I was sent a news clip, by text, on July 8 and was quickly outraged as the Vancouver Pride Society (VPS) banned UBC from participating in this years Pride Parade “due to transphobic speaker.”
It just so happened I was across the street from the VPS office. I entered the office and mentioned to Executive Director Andrea Arnot that Two-Spirits and First Nations should be exempt from this decision, as we have been fighting for inclusion on various levels at UBC. I was then told that we were allowed to march but with no UBC or AMS signage. I then informed Arnot that I had a banner for an AMS Club I am working on and a banner with the words “AMS 2Spirit/Idol No More UBC.” I was allowed to march as long as the words were covered. I left after agreeing.
But, on the way home, I started looking at this decision through a different lens.
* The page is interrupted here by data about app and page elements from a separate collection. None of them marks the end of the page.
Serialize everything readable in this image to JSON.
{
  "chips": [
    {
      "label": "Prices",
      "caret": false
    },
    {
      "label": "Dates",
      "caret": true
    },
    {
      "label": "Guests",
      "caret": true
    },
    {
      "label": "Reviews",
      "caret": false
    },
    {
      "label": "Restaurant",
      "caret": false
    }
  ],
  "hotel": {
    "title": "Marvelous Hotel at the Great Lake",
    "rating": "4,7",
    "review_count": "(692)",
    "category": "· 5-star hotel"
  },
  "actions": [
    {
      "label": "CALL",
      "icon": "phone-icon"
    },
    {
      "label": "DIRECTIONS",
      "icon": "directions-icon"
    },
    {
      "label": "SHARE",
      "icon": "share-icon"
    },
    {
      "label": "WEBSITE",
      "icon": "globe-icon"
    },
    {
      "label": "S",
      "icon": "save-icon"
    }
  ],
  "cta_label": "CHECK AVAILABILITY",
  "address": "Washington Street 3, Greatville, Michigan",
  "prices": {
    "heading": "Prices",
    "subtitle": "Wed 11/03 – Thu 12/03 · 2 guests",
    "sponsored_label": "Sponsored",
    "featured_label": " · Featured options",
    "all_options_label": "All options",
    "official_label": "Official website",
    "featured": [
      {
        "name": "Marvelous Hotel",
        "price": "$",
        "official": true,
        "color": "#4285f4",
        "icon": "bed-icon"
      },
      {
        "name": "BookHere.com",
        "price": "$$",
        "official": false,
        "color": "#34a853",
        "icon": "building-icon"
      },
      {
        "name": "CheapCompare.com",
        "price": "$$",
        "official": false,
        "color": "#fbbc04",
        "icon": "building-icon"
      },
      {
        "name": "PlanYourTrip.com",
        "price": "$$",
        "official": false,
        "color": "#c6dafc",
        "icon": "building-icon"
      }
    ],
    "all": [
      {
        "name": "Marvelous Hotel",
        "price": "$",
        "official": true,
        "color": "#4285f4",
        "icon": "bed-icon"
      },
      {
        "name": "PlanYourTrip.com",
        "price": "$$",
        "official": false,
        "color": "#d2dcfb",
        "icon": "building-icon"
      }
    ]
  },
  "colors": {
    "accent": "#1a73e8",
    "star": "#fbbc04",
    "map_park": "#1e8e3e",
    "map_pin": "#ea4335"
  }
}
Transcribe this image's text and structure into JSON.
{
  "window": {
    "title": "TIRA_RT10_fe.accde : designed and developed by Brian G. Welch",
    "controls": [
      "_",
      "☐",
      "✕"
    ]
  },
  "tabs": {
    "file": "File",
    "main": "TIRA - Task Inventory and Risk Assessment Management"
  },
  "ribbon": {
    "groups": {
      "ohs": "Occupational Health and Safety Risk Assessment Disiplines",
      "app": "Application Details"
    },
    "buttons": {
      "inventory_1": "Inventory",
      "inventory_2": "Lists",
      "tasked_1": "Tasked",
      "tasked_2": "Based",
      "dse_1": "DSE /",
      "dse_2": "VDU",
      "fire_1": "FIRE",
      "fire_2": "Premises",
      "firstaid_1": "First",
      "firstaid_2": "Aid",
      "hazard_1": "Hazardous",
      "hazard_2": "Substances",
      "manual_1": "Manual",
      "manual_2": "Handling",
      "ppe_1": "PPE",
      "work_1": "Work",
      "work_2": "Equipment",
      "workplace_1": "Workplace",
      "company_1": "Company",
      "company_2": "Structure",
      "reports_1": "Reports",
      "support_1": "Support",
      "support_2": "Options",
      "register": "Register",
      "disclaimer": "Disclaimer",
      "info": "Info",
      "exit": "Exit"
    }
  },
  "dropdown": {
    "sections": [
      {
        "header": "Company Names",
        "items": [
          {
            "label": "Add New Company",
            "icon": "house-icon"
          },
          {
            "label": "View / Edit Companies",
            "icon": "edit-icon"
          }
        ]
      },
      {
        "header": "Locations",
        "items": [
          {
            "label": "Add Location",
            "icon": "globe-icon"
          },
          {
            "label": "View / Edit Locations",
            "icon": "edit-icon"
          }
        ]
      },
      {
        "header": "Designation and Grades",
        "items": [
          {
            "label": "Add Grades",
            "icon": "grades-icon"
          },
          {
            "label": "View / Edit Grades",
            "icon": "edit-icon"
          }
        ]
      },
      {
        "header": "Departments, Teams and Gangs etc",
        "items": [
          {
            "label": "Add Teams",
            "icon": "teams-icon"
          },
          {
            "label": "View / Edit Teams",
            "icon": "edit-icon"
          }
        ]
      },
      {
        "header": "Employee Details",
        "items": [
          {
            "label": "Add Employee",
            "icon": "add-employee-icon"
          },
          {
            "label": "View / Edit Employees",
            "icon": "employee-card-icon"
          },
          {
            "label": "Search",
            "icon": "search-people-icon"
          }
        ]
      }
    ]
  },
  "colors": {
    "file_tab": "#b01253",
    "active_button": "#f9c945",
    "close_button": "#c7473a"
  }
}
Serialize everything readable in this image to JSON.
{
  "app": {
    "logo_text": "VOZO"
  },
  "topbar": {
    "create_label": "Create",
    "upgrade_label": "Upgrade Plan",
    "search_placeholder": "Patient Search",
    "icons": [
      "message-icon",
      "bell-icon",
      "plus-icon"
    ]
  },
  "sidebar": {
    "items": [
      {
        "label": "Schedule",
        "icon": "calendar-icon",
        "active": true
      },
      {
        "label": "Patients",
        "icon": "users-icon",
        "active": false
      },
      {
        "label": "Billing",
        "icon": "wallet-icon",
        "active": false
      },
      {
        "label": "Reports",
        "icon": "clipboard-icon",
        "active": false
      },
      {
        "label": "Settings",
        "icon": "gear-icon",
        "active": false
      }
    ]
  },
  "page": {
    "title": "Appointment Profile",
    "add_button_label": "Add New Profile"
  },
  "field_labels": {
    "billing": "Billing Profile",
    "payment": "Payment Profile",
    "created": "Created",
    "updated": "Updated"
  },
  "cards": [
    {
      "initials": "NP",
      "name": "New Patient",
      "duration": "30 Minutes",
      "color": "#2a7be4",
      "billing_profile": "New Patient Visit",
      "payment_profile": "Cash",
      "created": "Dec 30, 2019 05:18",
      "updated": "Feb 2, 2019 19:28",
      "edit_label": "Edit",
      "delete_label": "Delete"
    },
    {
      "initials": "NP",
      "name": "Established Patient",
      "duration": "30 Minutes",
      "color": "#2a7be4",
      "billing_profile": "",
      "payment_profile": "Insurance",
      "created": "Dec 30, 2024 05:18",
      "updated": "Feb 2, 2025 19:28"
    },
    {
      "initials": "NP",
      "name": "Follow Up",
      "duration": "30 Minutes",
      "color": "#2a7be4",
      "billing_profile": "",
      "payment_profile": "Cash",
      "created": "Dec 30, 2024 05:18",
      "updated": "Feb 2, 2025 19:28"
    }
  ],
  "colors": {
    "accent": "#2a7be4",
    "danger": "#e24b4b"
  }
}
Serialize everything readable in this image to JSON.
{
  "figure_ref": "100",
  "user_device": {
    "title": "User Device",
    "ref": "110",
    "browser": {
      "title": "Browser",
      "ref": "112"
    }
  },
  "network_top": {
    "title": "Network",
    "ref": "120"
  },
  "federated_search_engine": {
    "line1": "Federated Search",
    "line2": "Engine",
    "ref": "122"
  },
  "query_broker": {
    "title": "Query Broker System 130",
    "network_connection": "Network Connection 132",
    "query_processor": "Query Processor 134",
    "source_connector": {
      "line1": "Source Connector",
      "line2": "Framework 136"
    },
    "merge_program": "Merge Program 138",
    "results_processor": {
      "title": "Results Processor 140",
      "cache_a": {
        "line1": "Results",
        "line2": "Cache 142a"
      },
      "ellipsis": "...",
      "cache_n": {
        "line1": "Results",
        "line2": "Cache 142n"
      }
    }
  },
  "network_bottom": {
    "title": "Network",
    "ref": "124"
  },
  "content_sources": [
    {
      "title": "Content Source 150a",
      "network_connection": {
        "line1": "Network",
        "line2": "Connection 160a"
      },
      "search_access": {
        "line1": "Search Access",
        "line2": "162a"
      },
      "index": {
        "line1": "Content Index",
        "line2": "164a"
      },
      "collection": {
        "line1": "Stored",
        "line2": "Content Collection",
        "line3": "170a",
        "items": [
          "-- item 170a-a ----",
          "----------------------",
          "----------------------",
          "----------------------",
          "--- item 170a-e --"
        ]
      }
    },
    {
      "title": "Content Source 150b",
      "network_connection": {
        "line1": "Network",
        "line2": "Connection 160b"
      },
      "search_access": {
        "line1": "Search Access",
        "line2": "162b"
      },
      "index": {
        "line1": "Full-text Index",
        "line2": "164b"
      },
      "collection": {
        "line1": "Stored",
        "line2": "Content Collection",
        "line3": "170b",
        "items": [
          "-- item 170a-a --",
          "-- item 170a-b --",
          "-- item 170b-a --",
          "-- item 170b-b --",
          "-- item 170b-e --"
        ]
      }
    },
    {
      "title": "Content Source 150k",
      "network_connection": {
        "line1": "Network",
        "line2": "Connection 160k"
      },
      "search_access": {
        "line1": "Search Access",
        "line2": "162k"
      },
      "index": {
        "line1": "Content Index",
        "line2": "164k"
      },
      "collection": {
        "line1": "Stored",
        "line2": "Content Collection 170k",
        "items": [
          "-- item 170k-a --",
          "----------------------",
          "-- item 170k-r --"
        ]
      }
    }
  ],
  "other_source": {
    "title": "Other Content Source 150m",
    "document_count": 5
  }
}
With the recent release of the Murdered and Missing Women & Girls Final Report on June 3, the following words entered Canadian society: “The truth is that we live in a country whose laws and institutions perpetuate violations of basic human and Indigenous rights. These violations amount to nothing less than the deliberate, often covert campaign of genocide against Indigenous women, girls, and 2SLGBTQQIA people. This is not what Canada is supposed to be about; it is not what it purports to stand for.”
The report confirmed that the ruling parties, both federal and provincial, have policies that amount to genocide — yet they are allowed to march. Dr. Hedy Fry has been a member of parliament (MP) for 26 years, making her the longest serving female MP. But she and Minister of Crown-Indigenous Relations Dr. Carolyn Bennett are members of a party whose leader, Prime Minister Justin Trudeau, has had to apologize for disrespecting protestors from Grassy Narrows, a place where “experts in mercury poisoning report that 90 per cent of the population of Grassy Narrows and Wabaseemoong First Nations show signs of exposure to the toxin, including people born years after the dumping of mercury ended.”
“I will prevent disease whenever I can, for prevention is preferable to cure.” Have Fry and Bennett's party broken this modern version of the Hippocratic Oath?
Canada is in a fragile place right now, as genocide and its affects affect each one of us. Like many First Nations, I woke up early on June 3 and heard these words from Commissioner Michèle Audette: “We need to change right now ... we are not comfortable with this word ... but to be honest, do you want to stay in that uncomfortable zone? or do you want to be a proactive person, a change maker?”
As a 50-year-old First Nations, who lived with HIV for 26 years, who is Two-Spirit, who was homeless and who has been clear of Hepatitis C for five years, I — for the first time in my life — felt that I was heard, accepted and honoured for being Two-Spirit. Yes, my family and friends treated me this way as well, but this time, it was spoken on national TV that being 2SLGBTQIA+ was something worth living for and advocating for change where needed. I felt so happy that I woke family and friends at 5:30 a.m. to listen along with me here in Vancouver and at my home on the Piikani Nation. There are no speeches like this given by political leaders today.
Yet, for almost 40 years, I have seen negative actions and non-action by political leaders that still deny, through policy and laws, First Nations communities a chance at a real future. These policies affect Two-Spirits in such a negative way, some turn to addictions, some sadly make wrong decisions, some take their own lives and then there are those who are brutally murdered, like my best friend and cousin, without justice.
It is my view that policies and laws by politicians who have never lived the lives we live are putting First Nations, Inuit and Metis youth at risk, on and off reserve.
The theme of this year’s Pride parade is “50 years and still fighting” — we, as Two-Spirits, have been fighting for over 152 years. We have stood side by side with the LGBTQ+ community to fight for equality.
Will you write the VPS and ask that politicians be disinvited to participate?
Maistoo'awaastaan (Crow Flag), also know as Rodney Little Mustache, is a third-year Gender, Race, and Social Justice student from the Piikani Nation of the Niitsitapi Confederacy. The opinions expressed are solely his own.